→ **TASK OBJECTIVE**: Without leaving out a single line, copy the records exactly.

→ **AVAILABLE RECORDS**:
══════════

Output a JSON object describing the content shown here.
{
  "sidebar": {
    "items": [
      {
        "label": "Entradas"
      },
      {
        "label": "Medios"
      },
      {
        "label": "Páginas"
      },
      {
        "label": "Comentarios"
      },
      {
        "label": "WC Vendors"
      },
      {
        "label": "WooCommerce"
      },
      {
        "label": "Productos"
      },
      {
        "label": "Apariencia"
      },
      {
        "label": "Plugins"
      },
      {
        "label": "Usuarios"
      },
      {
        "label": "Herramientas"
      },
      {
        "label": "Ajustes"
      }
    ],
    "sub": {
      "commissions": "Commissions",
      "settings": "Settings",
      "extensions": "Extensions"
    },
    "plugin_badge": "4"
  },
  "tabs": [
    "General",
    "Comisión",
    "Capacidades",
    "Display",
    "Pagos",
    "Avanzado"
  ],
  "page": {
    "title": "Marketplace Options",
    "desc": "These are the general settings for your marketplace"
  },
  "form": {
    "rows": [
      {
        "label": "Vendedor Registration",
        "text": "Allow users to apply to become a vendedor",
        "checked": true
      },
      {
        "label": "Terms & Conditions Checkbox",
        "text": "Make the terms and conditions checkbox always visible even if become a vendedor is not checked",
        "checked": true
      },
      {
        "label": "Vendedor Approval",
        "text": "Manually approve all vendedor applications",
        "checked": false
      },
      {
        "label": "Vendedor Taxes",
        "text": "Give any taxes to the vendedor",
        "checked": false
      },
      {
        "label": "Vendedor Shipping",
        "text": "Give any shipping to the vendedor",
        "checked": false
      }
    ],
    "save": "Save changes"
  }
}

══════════

→ **RESULT FOR THIS TASK**:
Output a JSON object describing the content shown here.
{
  "sidebar": {
    "items": [
      {
        "label": "Entradas"
      },
      {
        "label": "Medios"
      },
      {
        "label": "Páginas"
      },
      {
        "label": "Comentarios"
      },
      {
        "label": "WC Vendors"
      },
      {
        "label": "WooCommerce"
      },
      {
        "label": "Productos"
      },
      {
        "label": "Apariencia"
      },
      {
        "label": "Plugins"
      },
      {
        "label": "Usuarios"
      },
      {
        "label": "Herramientas"
      },
      {
        "label": "Ajustes"
      }
    ],
    "sub": {
      "commissions": "Commissions",
      "settings": "Settings",
      "extensions": "Extensions"
    },
    "plugin_badge": "4"
  },
  "tabs": [
    "General",
    "Comisión",
    "Capacidades",
    "Display",
    "Pagos",
    "Avanzado"
  ],
  "page": {
    "title": "Marketplace Options",
    "desc": "These are the general settings for your marketplace"
  },
  "form": {
    "rows": [
      {
        "label": "Vendedor Registration",
        "text": "Allow users to apply to become a vendedor",
        "checked": true
      },
      {
        "label": "Terms & Conditions Checkbox",
        "text": "Make the terms and conditions checkbox always visible even if become a vendedor is not checked",
        "checked": true
      },
      {
        "label": "Vendedor Approval",
        "text": "Manually approve all vendedor applications",
        "checked": false
      },
      {
        "label": "Vendedor Taxes",
        "text": "Give any taxes to the vendedor",
        "checked": false
      },
      {
        "label": "Vendedor Shipping",
        "text": "Give any shipping to the vendedor",
        "checked": false
      }
    ],
    "save": "Save changes"
  }
}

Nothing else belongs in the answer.